Tuesday, May 26, 2009
IN THEORY, a government bailout should provide a short-term infusion of cash to give a struggling company the chance to right itself. But in its aggressive dealings with U.S. automakers, most recently General Motors, the Obama administration is coming dangerously close to engaging in financial engineering that ignores basic principles of fairness and economic realities to further political goals.
It is now clear that there is no real difference between the government and the entity that identifies itself as GM. For all intents and purposes, the government, which is set to assume a 50 percent equity stake in the company, is GM, and it has been calling the shots in negotiations with creditors. While the Obama administration has been playing hardball with bondholders, it has been more than happy to play nice with the United Auto Workers. How else to explain why a retiree health-care fund controlled by the UAW is slated to get a 39 percent equity stake in GM for its remaining $10 billion in claims while bondholders are being pressured to take a 10 percent stake for their $27 billion? It's highly unlikely that the auto industry professionals at GM would have cut such a deal had the government not been standing over them -- or providing the steady stream of taxpayer dollars needed to keep the factory doors open.

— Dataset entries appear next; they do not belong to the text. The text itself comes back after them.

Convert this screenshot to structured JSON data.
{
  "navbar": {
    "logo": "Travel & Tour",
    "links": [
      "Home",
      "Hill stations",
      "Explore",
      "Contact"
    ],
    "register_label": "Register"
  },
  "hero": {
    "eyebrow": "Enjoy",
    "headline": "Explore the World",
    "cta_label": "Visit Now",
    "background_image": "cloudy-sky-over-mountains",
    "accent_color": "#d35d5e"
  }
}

GM is widely expected to file for bankruptcy before the end of this month. If this were a typical bankruptcy, the company would be allowed by law to tear up its UAW collective bargaining agreement and negotiate for drastically reduced wages and benefits. That's not going happen. Phrased another way: The government won't let that happen. Still, the threat of a contract abrogation probably played a role in the union's agreement to cost-cutting measures last week. (The details of the deal have not been made public; union members are scheduled to vote on the proposal early this week.) It's never easy for unions to make concessions, but the sting of handing back money is being softened by the government's desire to give the union a huge ownership stake in GM. Might bondholders be more willing to agree to the kind of quick restructuring the government hopes for if they had been treated more fairly from the outset?
The administration argues that it could not risk alienating the union for fear of triggering a walkout that could permanently cripple GM. It also posits that it had to agree to protect suppliers and fund warranties in order to preserve jobs and reassure prospective buyers that their cars would be serviced. These are legitimate concerns. But it's too bad that the Obama administration has not thought more deeply about how its bullying of bondholders could convince future investors that the last thing they want to do is put money into any company that the government has -- or could -- become involved in.